KU Student Executive Committee demands top student body officers resign; officers pledge support for minority issues

The Kansas University Student Executive Committee voted Friday night to demand the resignations of three of the Student Senate’s top officers.

On a 6-3 vote, with one committee member abstaining, the committee adopted “a motion of no confidence in the leadership of Student Body President Jessie Pringle, Student Body Vice President Zach George and Chief of Staff Adam Moon,” according to a tweeted document from the committee’s meeting.

The committee also pledged its support for 15 diversity-related demands issued earlier this week by a student-led group calling itself Rock Chalk Invisible Hawk.

As part of its motion against the Senate’s top officers, the committee demanded their resignations by 5 p.m. Wednesday, asking the full Senate to take up impeachment measures if Pringle, George and Moon refuse to step down.

On Saturday morning, the Student Senate released a statement signed by Pringle, George and Moon saying they plan to continue serving despite the call for their resignations.

According to committee members, at a KU forum on race earlier this week, Pringle and George did not “stand in solidarity with their black peers and proclaim that Black Lives Matter.”

“Black students do not feel that the Student Senate provides adequate representation, funding and support for their needs,” the committee wrote.

In their joint statement Saturday, Pringle, George and Moon professed support for minority student groups.

“Black lives matter. Black lives matter at the University of Kansas,” they wrote.

According to the Senate rules and regulations to which the committee referred in its written statement, a bill of impeachment must be signed by one-fourth of the voting members of the Senate. It then proceeds through a potentially lengthy committee process that leads to an official hearing with majority support. A two-thirds majority vote, on roll call, is required to formally discipline the impeached party.

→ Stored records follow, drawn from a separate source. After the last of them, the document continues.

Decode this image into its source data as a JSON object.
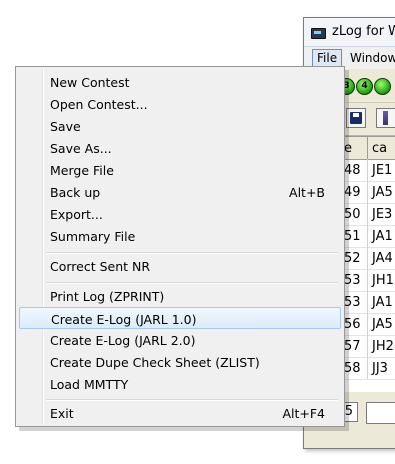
{
  "app_window": {
    "title": "zLog for W",
    "menubar": {
      "file": "File",
      "window": "Window"
    },
    "band_buttons": [
      "3",
      "4"
    ],
    "log": {
      "col_serial": "e",
      "col_call": "ca",
      "rows": [
        {
          "serial": "48",
          "call": "JE1"
        },
        {
          "serial": "49",
          "call": "JA5"
        },
        {
          "serial": "50",
          "call": "JE3"
        },
        {
          "serial": "51",
          "call": "JA1"
        },
        {
          "serial": "52",
          "call": "JA4"
        },
        {
          "serial": "53",
          "call": "JH1"
        },
        {
          "serial": "53",
          "call": "JA1"
        },
        {
          "serial": "56",
          "call": "JA5"
        },
        {
          "serial": "57",
          "call": "JH2"
        },
        {
          "serial": "58",
          "call": "JJ3"
        }
      ],
      "input_serial": "5"
    }
  },
  "file_menu": {
    "items": [
      {
        "label": "New Contest",
        "shortcut": ""
      },
      {
        "label": "Open Contest...",
        "shortcut": ""
      },
      {
        "label": "Save",
        "shortcut": ""
      },
      {
        "label": "Save As...",
        "shortcut": ""
      },
      {
        "label": "Merge File",
        "shortcut": ""
      },
      {
        "label": "Back up",
        "shortcut": "Alt+B"
      },
      {
        "label": "Export...",
        "shortcut": ""
      },
      {
        "label": "Summary File",
        "shortcut": ""
      },
      {
        "label": "Correct Sent NR",
        "shortcut": ""
      },
      {
        "label": "Print Log (ZPRINT)",
        "shortcut": ""
      },
      {
        "label": "Create E-Log (JARL 1.0)",
        "shortcut": ""
      },
      {
        "label": "Create E-Log (JARL 2.0)",
        "shortcut": ""
      },
      {
        "label": "Create Dupe Check Sheet (ZLIST)",
        "shortcut": ""
      },
      {
        "label": "Load MMTTY",
        "shortcut": ""
      },
      {
        "label": "Exit",
        "shortcut": "Alt+F4"
      }
    ]
  },
  "colors": {
    "menu_background": "#f0f0f0",
    "menu_highlight": "#dcebfb",
    "menu_highlight_border": "#a8c8ec",
    "band_button": "#1f9b12"
  }
}
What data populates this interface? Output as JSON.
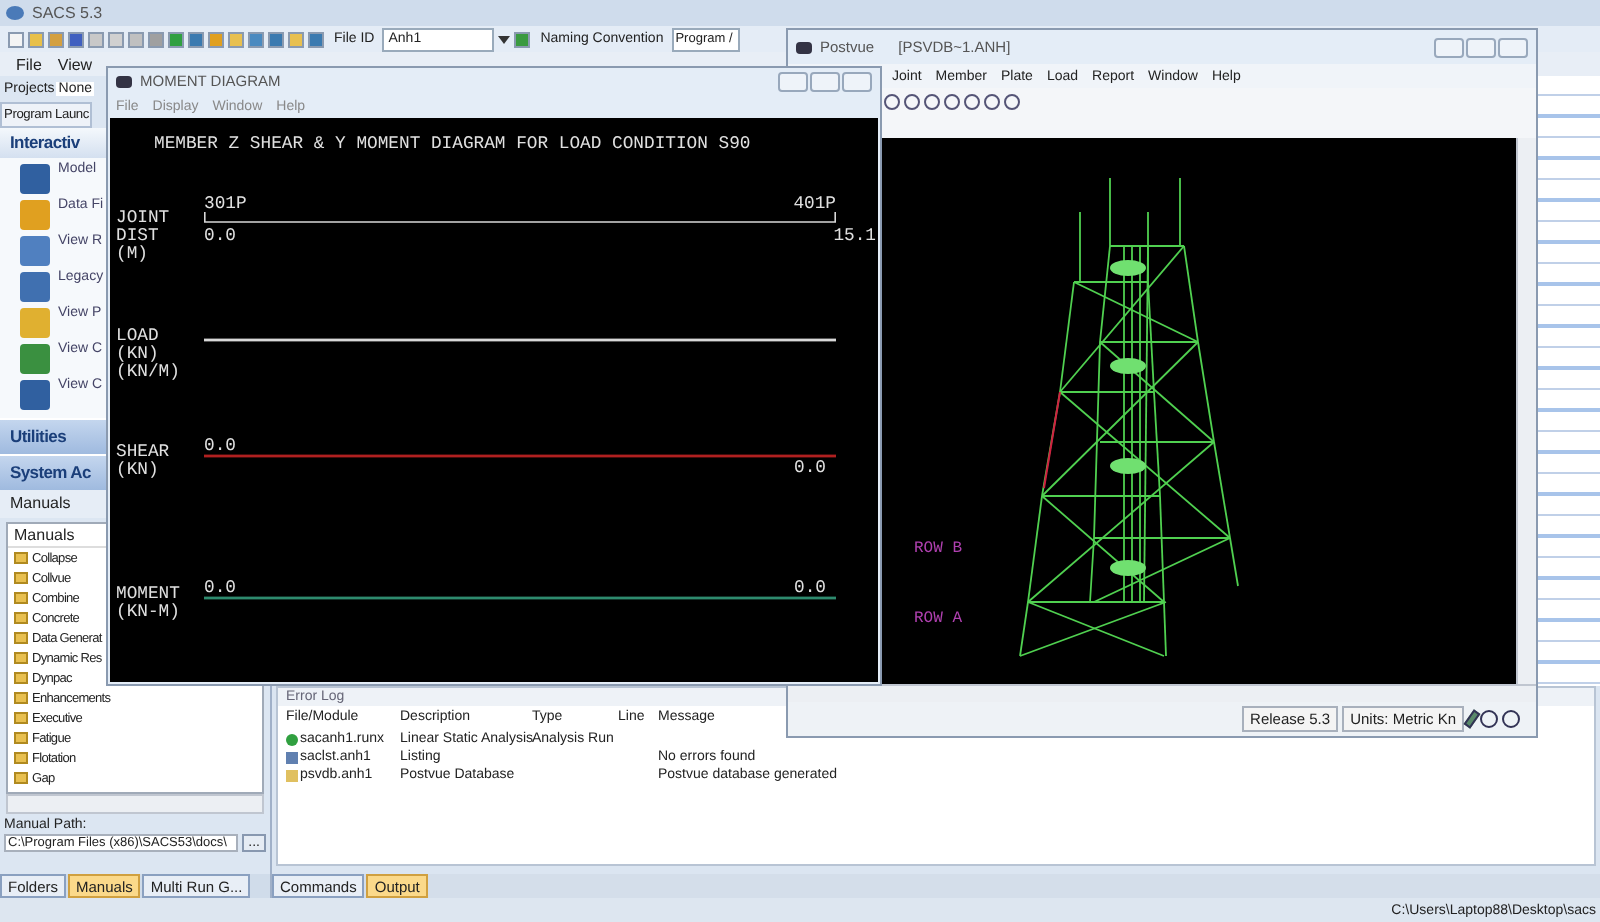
{
  "app": {
    "title": "SACS 5.3"
  },
  "toolbar": {
    "file_id_label": "File ID",
    "file_id": "Anh1",
    "naming_label": "Naming Convention",
    "naming_value": "Program /"
  },
  "menu": [
    "File",
    "View"
  ],
  "projects": {
    "label": "Projects",
    "value": "None"
  },
  "launcher": {
    "title": "Program Launc",
    "section": "Interactiv",
    "items": [
      "Model",
      "Data Fi",
      "View R",
      "Legacy",
      "View P",
      "View C",
      "View C"
    ],
    "groups": [
      "Utilities",
      "System Ac"
    ]
  },
  "manuals": {
    "title": "Manuals",
    "list_header": "Manuals",
    "items": [
      "Collapse",
      "Collvue",
      "Combine",
      "Concrete",
      "Data Generat",
      "Dynamic Res",
      "Dynpac",
      "Enhancements",
      "Executive",
      "Fatigue",
      "Flotation",
      "Gap"
    ],
    "path_label": "Manual Path:",
    "path": "C:\\Program Files (x86)\\SACS53\\docs\\",
    "browse_button": "..."
  },
  "left_tabs": [
    {
      "label": "Folders",
      "selected": false
    },
    {
      "label": "Manuals",
      "selected": true
    },
    {
      "label": "Multi Run G...",
      "selected": false
    }
  ],
  "moment_window": {
    "title": "MOMENT DIAGRAM",
    "menu": [
      "File",
      "Display",
      "Window",
      "Help"
    ],
    "heading": "MEMBER Z SHEAR & Y MOMENT DIAGRAM FOR LOAD CONDITION  S90",
    "joint_label": [
      "JOINT",
      "DIST",
      "(M)"
    ],
    "start_joint": "301P",
    "end_joint": "401P",
    "start_dist": "0.0",
    "end_dist": "15.1",
    "plots": [
      {
        "label": [
          "LOAD",
          "(KN)",
          "(KN/M)"
        ],
        "color": "#d8d8d8"
      },
      {
        "label": [
          "SHEAR",
          "(KN)"
        ],
        "color": "#b02020",
        "start": "0.0",
        "end": "0.0"
      },
      {
        "label": [
          "MOMENT",
          "(KN-M)"
        ],
        "color": "#2e8a6e",
        "start": "0.0",
        "end": "0.0"
      }
    ]
  },
  "postvue": {
    "title": "Postvue",
    "file": "[PSVDB~1.ANH]",
    "menu": [
      "Joint",
      "Member",
      "Plate",
      "Load",
      "Report",
      "Window",
      "Help"
    ],
    "row_labels": [
      "ROW B",
      "ROW A"
    ],
    "release": "Release 5.3",
    "units": "Units: Metric Kn"
  },
  "error_log": {
    "title": "Error Log",
    "columns": [
      "File/Module",
      "Description",
      "Type",
      "Line",
      "Message"
    ],
    "rows": [
      {
        "kind": "run",
        "file": "sacanh1.runx",
        "description": "Linear Static Analysis",
        "type": "Analysis Run"
      },
      {
        "kind": "listing",
        "file": "saclst.anh1",
        "description": "Listing",
        "message": "No errors found"
      },
      {
        "kind": "database",
        "file": "psvdb.anh1",
        "description": "Postvue Database",
        "message": "Postvue database generated"
      }
    ]
  },
  "bottom_tabs": [
    {
      "label": "Commands",
      "selected": false
    },
    {
      "label": "Output",
      "selected": true
    }
  ],
  "status_path": "C:\\Users\\Laptop88\\Desktop\\sacs"
}
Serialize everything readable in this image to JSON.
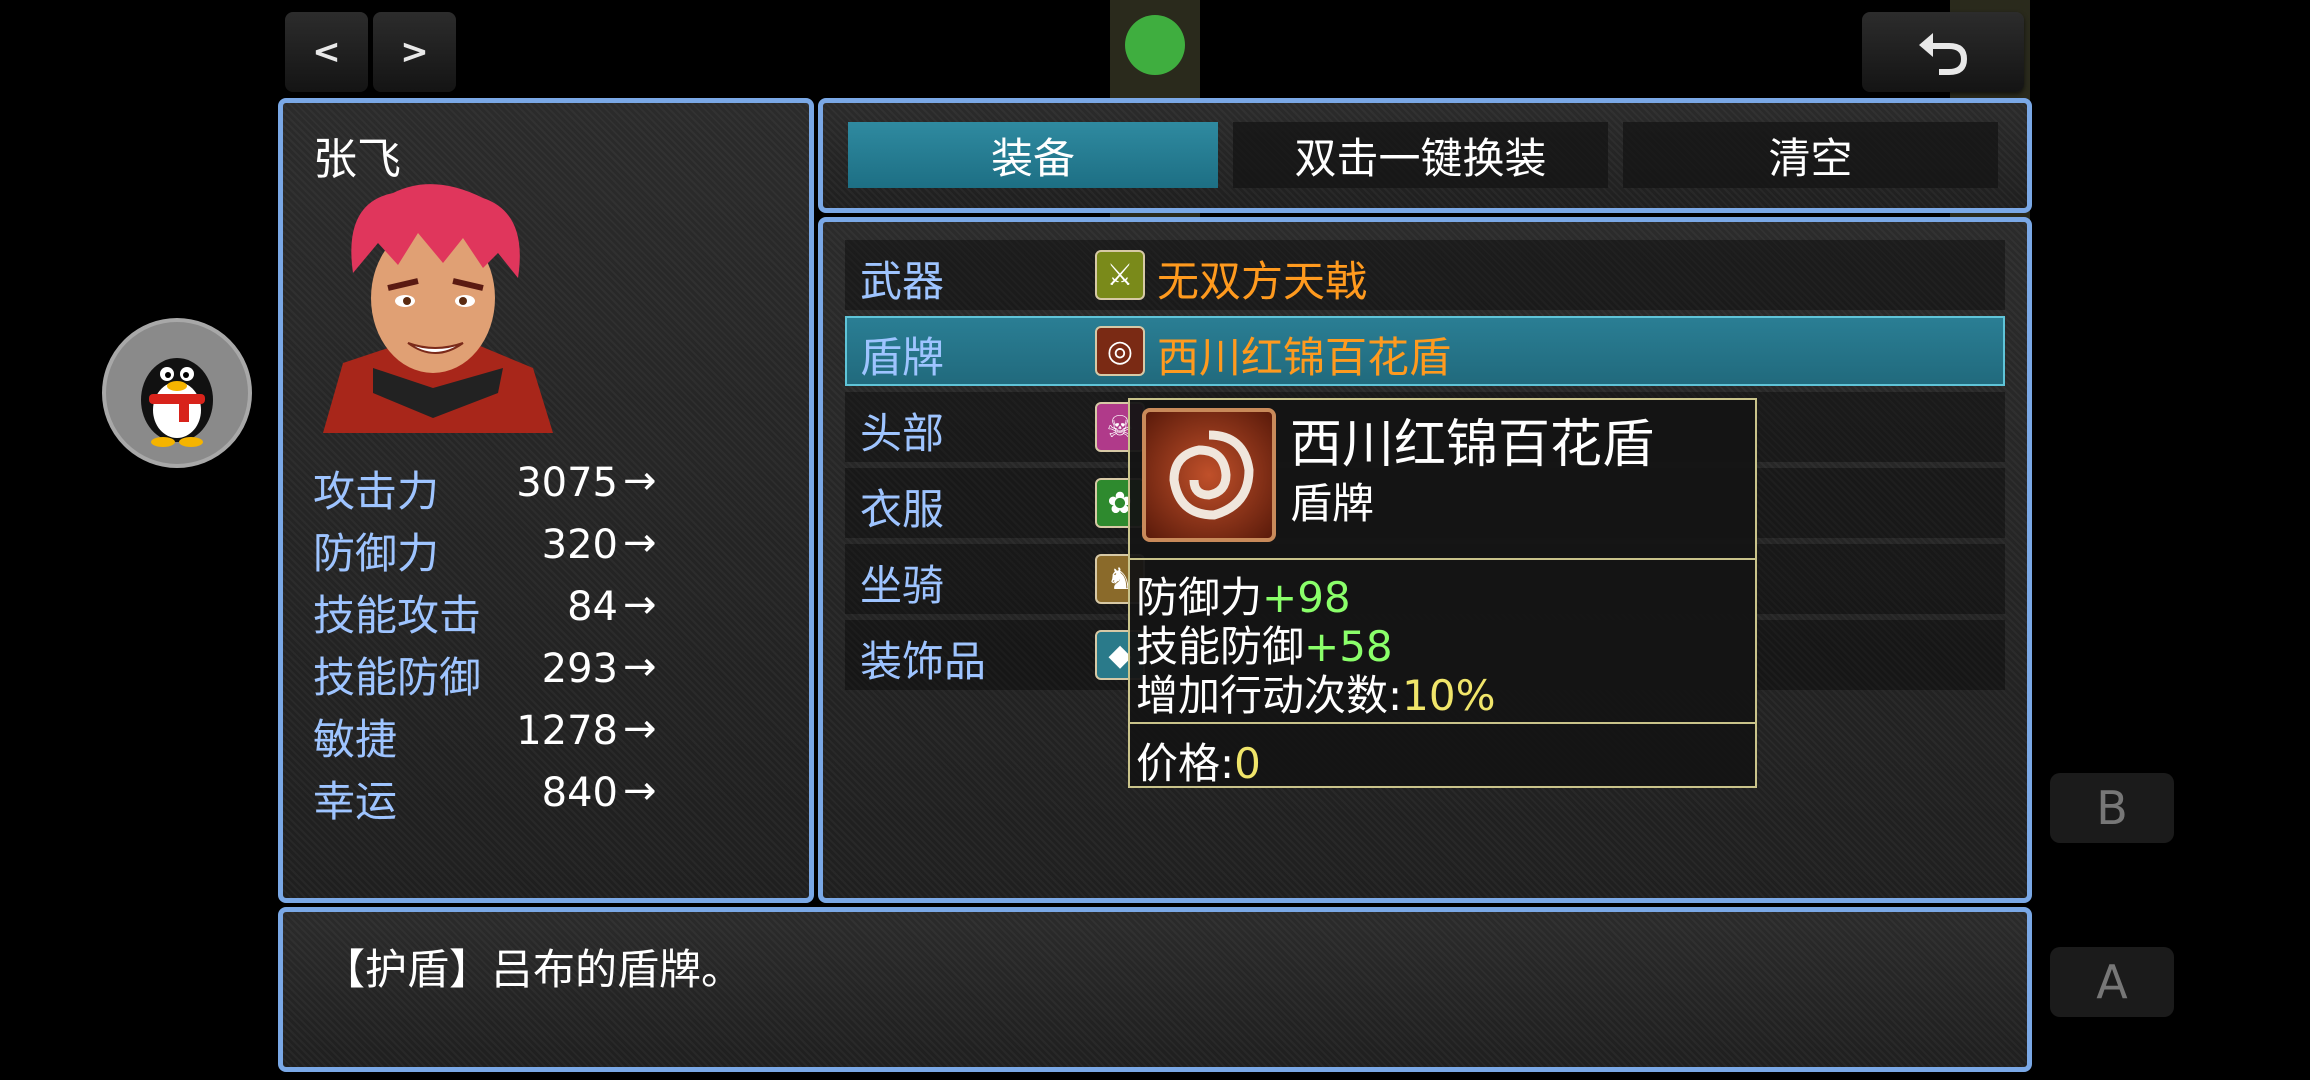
{
  "nav": {
    "prev": "<",
    "next": ">"
  },
  "character": {
    "name": "张飞",
    "stats": [
      {
        "label": "攻击力",
        "value": "3075",
        "arrow": "→"
      },
      {
        "label": "防御力",
        "value": "320",
        "arrow": "→"
      },
      {
        "label": "技能攻击",
        "value": "84",
        "arrow": "→"
      },
      {
        "label": "技能防御",
        "value": "293",
        "arrow": "→"
      },
      {
        "label": "敏捷",
        "value": "1278",
        "arrow": "→"
      },
      {
        "label": "幸运",
        "value": "840",
        "arrow": "→"
      }
    ]
  },
  "tabs": [
    {
      "label": "装备",
      "selected": true
    },
    {
      "label": "双击一键换装",
      "selected": false
    },
    {
      "label": "清空",
      "selected": false
    }
  ],
  "slots": [
    {
      "slot": "武器",
      "item": "无双方天戟",
      "icon": "halberd-icon"
    },
    {
      "slot": "盾牌",
      "item": "西川红锦百花盾",
      "icon": "shield-swirl-icon"
    },
    {
      "slot": "头部",
      "item": "",
      "icon": "helmet-icon"
    },
    {
      "slot": "衣服",
      "item": "",
      "icon": "armor-icon"
    },
    {
      "slot": "坐骑",
      "item": "",
      "icon": "horse-icon"
    },
    {
      "slot": "装饰品",
      "item": "",
      "icon": "accessory-icon"
    }
  ],
  "tooltip": {
    "name": "西川红锦百花盾",
    "type": "盾牌",
    "lines": [
      {
        "label": "防御力",
        "value": "+98"
      },
      {
        "label": "技能防御",
        "value": "+58"
      },
      {
        "label": "增加行动次数:",
        "value": "10%"
      }
    ],
    "price_label": "价格:",
    "price_value": "0"
  },
  "description": "【护盾】吕布的盾牌。",
  "controls": {
    "b": "B",
    "a": "A"
  },
  "colors": {
    "window_border": "#7aa8e6",
    "item_text": "#ff9a1e",
    "bonus_green": "#8aff6a",
    "price_yellow": "#f0e56a"
  }
}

Chancellor Bernadette Gray-Little said in a message to campus earlier Friday that her administration will begin sharing information “early next week” about how KU will move forward on the issue of racism.